(Data excerpts)
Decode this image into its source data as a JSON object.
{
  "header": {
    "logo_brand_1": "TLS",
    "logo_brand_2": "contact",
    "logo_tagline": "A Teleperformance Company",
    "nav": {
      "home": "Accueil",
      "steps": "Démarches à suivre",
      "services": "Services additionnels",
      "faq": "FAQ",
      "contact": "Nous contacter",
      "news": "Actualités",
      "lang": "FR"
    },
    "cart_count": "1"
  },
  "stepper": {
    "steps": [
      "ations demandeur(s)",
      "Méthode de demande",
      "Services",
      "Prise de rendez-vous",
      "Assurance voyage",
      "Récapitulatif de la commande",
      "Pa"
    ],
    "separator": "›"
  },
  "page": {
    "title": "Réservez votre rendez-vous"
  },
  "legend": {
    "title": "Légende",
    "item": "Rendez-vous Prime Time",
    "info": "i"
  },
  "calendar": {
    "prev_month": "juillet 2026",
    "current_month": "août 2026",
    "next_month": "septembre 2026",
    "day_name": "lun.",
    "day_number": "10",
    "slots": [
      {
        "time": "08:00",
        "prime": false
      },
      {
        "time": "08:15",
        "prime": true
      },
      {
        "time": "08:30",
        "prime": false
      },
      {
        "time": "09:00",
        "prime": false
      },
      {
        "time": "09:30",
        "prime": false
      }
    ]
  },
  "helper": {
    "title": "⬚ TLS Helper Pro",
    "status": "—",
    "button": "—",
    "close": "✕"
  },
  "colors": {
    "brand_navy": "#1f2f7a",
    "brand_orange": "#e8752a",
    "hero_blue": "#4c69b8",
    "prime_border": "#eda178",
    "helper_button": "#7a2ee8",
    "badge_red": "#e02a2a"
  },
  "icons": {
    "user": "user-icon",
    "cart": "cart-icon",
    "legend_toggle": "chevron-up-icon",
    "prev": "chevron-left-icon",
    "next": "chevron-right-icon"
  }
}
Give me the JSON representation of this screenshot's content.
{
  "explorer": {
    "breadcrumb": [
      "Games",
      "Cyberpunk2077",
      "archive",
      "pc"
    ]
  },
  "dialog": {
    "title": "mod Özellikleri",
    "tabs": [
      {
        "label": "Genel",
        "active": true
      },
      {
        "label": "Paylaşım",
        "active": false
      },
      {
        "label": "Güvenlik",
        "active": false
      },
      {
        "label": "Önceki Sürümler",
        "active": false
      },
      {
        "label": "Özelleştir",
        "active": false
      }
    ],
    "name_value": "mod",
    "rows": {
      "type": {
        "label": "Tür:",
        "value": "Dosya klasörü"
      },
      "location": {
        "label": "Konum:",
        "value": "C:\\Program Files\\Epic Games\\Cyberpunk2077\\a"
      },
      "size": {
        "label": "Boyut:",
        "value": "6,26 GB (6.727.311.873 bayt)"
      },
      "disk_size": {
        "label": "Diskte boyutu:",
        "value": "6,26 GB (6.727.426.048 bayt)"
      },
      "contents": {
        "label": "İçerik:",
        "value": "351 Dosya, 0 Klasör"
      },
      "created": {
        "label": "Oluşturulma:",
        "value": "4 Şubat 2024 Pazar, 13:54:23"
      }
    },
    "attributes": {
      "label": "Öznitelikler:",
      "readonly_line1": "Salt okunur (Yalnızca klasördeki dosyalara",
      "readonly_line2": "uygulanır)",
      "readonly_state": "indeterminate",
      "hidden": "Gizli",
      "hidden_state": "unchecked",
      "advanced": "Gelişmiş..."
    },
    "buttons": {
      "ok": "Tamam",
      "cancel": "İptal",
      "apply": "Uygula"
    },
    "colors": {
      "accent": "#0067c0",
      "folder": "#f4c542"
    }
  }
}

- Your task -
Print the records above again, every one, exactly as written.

- Result of this task -
Decode this image into its source data as a JSON object.
{
  "header": {
    "logo_brand_1": "TLS",
    "logo_brand_2": "contact",
    "logo_tagline": "A Teleperformance Company",
    "nav": {
      "home": "Accueil",
      "steps": "Démarches à suivre",
      "services": "Services additionnels",
      "faq": "FAQ",
      "contact": "Nous contacter",
      "news": "Actualités",
      "lang": "FR"
    },
    "cart_count": "1"
  },
  "stepper": {
    "steps": [
      "ations demandeur(s)",
      "Méthode de demande",
      "Services",
      "Prise de rendez-vous",
      "Assurance voyage",
      "Récapitulatif de la commande",
      "Pa"
    ],
    "separator": "›"
  },
  "page": {
    "title": "Réservez votre rendez-vous"
  },
  "legend": {
    "title": "Légende",
    "item": "Rendez-vous Prime Time",
    "info": "i"
  },
  "calendar": {
    "prev_month": "juillet 2026",
    "current_month": "août 2026",
    "next_month": "septembre 2026",
    "day_name": "lun.",
    "day_number": "10",
    "slots": [
      {
        "time": "08:00",
        "prime": false
      },
      {
        "time": "08:15",
        "prime": true
      },
      {
        "time": "08:30",
        "prime": false
      },
      {
        "time": "09:00",
        "prime": false
      },
      {
        "time": "09:30",
        "prime": false
      }
    ]
  },
  "helper": {
    "title": "⬚ TLS Helper Pro",
    "status": "—",
    "button": "—",
    "close": "✕"
  },
  "colors": {
    "brand_navy": "#1f2f7a",
    "brand_orange": "#e8752a",
    "hero_blue": "#4c69b8",
    "prime_border": "#eda178",
    "helper_button": "#7a2ee8",
    "badge_red": "#e02a2a"
  },
  "icons": {
    "user": "user-icon",
    "cart": "cart-icon",
    "legend_toggle": "chevron-up-icon",
    "prev": "chevron-left-icon",
    "next": "chevron-right-icon"
  }
}
Give me the JSON representation of this screenshot's content.
{
  "explorer": {
    "breadcrumb": [
      "Games",
      "Cyberpunk2077",
      "archive",
      "pc"
    ]
  },
  "dialog": {
    "title": "mod Özellikleri",
    "tabs": [
      {
        "label": "Genel",
        "active": true
      },
      {
        "label": "Paylaşım",
        "active": false
      },
      {
        "label": "Güvenlik",
        "active": false
      },
      {
        "label": "Önceki Sürümler",
        "active": false
      },
      {
        "label": "Özelleştir",
        "active": false
      }
    ],
    "name_value": "mod",
    "rows": {
      "type": {
        "label": "Tür:",
        "value": "Dosya klasörü"
      },
      "location": {
        "label": "Konum:",
        "value": "C:\\Program Files\\Epic Games\\Cyberpunk2077\\a"
      },
      "size": {
        "label": "Boyut:",
        "value": "6,26 GB (6.727.311.873 bayt)"
      },
      "disk_size": {
        "label": "Diskte boyutu:",
        "value": "6,26 GB (6.727.426.048 bayt)"
      },
      "contents": {
        "label": "İçerik:",
        "value": "351 Dosya, 0 Klasör"
      },
      "created": {
        "label": "Oluşturulma:",
        "value": "4 Şubat 2024 Pazar, 13:54:23"
      }
    },
    "attributes": {
      "label": "Öznitelikler:",
      "readonly_line1": "Salt okunur (Yalnızca klasördeki dosyalara",
      "readonly_line2": "uygulanır)",
      "readonly_state": "indeterminate",
      "hidden": "Gizli",
      "hidden_state": "unchecked",
      "advanced": "Gelişmiş..."
    },
    "buttons": {
      "ok": "Tamam",
      "cancel": "İptal",
      "apply": "Uygula"
    },
    "colors": {
      "accent": "#0067c0",
      "folder": "#f4c542"
    }
  }
}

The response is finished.